Potent CD19-directed immunotherapies, such as chimeric antigen receptor T cells (CART) and blinatumomab, have drastically changed the outcome of patients with relapsed/refractory B cell acute lymphoblastic leukemia (B-ALL). However, CD19-negative relapses have emerged as a major problem that is observed in approximately 30% of treated patients. Developing approaches to preventing and treating antigen-loss escapes would therefore represent a vertical advance in the field. Here, we found that in primary patient samples, the IL-3 receptor α chain CD123 was highly expressed on leukemia-initiating cells and CD19-negative blasts in bulk B-ALL at baseline and at relapse after CART19 administration. Using intravital imaging in an antigen-loss CD19-negative relapse xenograft model, we determined that CART123, but not CART19, recognized leukemic blasts, established protracted synapses, and eradicated CD19-negative leukemia, leading to prolonged survival. Furthermore, combining CART19 and CART123 prevented antigen-loss relapses in xenograft models.

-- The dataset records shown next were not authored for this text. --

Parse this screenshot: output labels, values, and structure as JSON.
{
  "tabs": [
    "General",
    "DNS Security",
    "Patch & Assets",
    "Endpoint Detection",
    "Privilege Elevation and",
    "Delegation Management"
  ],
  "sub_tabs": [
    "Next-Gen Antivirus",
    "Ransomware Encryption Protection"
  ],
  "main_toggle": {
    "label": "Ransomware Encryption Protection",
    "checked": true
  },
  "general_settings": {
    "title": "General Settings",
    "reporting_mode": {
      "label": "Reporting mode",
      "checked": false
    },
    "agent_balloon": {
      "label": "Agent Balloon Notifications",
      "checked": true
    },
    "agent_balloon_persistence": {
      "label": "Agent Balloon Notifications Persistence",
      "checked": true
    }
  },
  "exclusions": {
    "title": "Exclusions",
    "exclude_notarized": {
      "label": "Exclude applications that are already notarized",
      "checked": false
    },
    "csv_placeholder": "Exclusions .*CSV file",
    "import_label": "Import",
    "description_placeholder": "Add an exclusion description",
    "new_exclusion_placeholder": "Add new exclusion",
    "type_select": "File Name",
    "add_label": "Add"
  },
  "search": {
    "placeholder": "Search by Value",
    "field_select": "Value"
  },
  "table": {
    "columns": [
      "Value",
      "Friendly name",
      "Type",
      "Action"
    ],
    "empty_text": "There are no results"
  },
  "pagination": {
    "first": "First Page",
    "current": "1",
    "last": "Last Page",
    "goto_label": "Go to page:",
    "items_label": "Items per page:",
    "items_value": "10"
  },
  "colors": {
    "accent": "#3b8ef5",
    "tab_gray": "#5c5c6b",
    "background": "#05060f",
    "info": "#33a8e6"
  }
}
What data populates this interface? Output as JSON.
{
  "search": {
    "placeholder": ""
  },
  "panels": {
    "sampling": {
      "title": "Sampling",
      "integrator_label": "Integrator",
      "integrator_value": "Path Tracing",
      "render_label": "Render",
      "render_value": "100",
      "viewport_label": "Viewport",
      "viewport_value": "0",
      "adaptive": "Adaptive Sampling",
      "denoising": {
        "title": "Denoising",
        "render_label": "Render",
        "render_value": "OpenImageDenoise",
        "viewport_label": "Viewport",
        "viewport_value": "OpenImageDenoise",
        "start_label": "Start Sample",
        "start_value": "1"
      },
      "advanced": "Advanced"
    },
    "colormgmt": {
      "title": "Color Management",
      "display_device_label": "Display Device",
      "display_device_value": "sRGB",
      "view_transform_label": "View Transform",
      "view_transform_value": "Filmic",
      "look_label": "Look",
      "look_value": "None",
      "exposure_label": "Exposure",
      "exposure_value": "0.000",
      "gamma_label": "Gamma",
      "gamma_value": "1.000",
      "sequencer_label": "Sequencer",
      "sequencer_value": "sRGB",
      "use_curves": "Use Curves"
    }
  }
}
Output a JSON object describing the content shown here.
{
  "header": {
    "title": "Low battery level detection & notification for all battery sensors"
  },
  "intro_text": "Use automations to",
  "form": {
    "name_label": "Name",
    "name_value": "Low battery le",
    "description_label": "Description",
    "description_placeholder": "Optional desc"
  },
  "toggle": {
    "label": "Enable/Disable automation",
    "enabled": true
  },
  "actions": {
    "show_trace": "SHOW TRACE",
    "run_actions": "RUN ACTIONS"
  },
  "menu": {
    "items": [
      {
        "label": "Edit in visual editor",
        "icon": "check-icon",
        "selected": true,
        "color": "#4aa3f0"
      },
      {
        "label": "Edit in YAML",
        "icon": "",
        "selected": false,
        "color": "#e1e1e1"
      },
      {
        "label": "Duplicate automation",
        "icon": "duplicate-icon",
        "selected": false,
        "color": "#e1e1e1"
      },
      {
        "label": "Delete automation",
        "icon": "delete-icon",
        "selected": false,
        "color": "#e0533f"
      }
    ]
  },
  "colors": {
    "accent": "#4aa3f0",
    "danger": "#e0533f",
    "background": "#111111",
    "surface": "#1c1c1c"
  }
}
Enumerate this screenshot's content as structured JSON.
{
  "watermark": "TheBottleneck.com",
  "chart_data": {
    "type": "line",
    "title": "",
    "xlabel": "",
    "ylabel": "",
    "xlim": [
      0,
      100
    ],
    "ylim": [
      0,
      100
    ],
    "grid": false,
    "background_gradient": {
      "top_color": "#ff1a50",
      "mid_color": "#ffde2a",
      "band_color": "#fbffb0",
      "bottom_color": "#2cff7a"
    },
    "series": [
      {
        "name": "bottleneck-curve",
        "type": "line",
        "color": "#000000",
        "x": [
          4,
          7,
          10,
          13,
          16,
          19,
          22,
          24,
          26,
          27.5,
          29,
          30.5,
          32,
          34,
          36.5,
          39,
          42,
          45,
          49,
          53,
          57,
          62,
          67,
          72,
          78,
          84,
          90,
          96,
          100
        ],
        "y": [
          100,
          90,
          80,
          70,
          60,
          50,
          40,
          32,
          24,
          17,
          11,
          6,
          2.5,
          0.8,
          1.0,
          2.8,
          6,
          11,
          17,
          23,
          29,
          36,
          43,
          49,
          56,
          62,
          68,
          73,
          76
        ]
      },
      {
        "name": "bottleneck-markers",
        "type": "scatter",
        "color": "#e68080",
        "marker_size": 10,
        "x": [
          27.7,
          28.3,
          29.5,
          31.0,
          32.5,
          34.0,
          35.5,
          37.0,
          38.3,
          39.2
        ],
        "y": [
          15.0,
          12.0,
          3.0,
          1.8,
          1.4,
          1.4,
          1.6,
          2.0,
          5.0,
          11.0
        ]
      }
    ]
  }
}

Finally, we devised a dual CAR-expressing construct that combined CD19- and CD123-mediated T cell activation and demonstrated that it provides superior in vivo activity against B-ALL compared with single-expressing CART or pooled combination CART. In conclusion, these findings indicate that targeting CD19 and CD123 on leukemic blasts represents an effective strategy for treating and preventing antigen-loss relapses occurring after CD19-directed therapies
Marco Ruella, David M. Barrett, Saad S. Kenderian, Olga Shestova, Ted J. Hofmann, Jessica Perazzelli, Michael Klichinsky, Vania Aikawa, Farzana Nazimuddin, Miroslaw Kozlowski, John Scholler, Simon F. Lacey, Jan J. Melenhorst, Jennifer J.D. Morrissette, David A. Christian, Christopher A. Hunter, Michael Kalos, David L. Porter, Carl H. June, Stephan A. Grupp, Saar Gill
On page 3130, Cherkassky et al. demonstrate that CAR T cells with intrinsic checkpoint blockade mediated by expression of a dominant negative PD-1 receptor improve effector function and overall survival. The cover image is a false-colored electron micrograph of CAR T cells (blue) attacking and killing cancer cells (magenta).
JCI This Month is a digest of the research, reviews, and other features published each month.
Cell-to-cell communication is an essential component in multicellular organisms, allowing for rapid, coordinated responses to changes within the environment. Classical signaling mediators include direct cell-cell contact as well as secreted factors, such as cytokines, metabolites, and hormones. In the past decade, extracellular vesicles (EVs), including exosomes, microvesicles, and apoptotic bodies, have emerged as important mediators of intercellular communication. EVs are double-membrane vesicles containing cargoes of multiple proteins, lipids, and nucleic acids, which are derived from their cells of origin, and EV cargoes can change depending on the status of their originating cells. Importantly, EVs are found in all body fluids and can carry their cargoes to distant sites within the body as well as neighboring cells. Reviews in this series discuss the role of EV-mediated signaling in physiological and pathophysiological conditions, including infection, host immune responses, and cancer. Additionally, these reviews cover the potential clinical use of EVs as therapeutics and diagnostic biomarkers.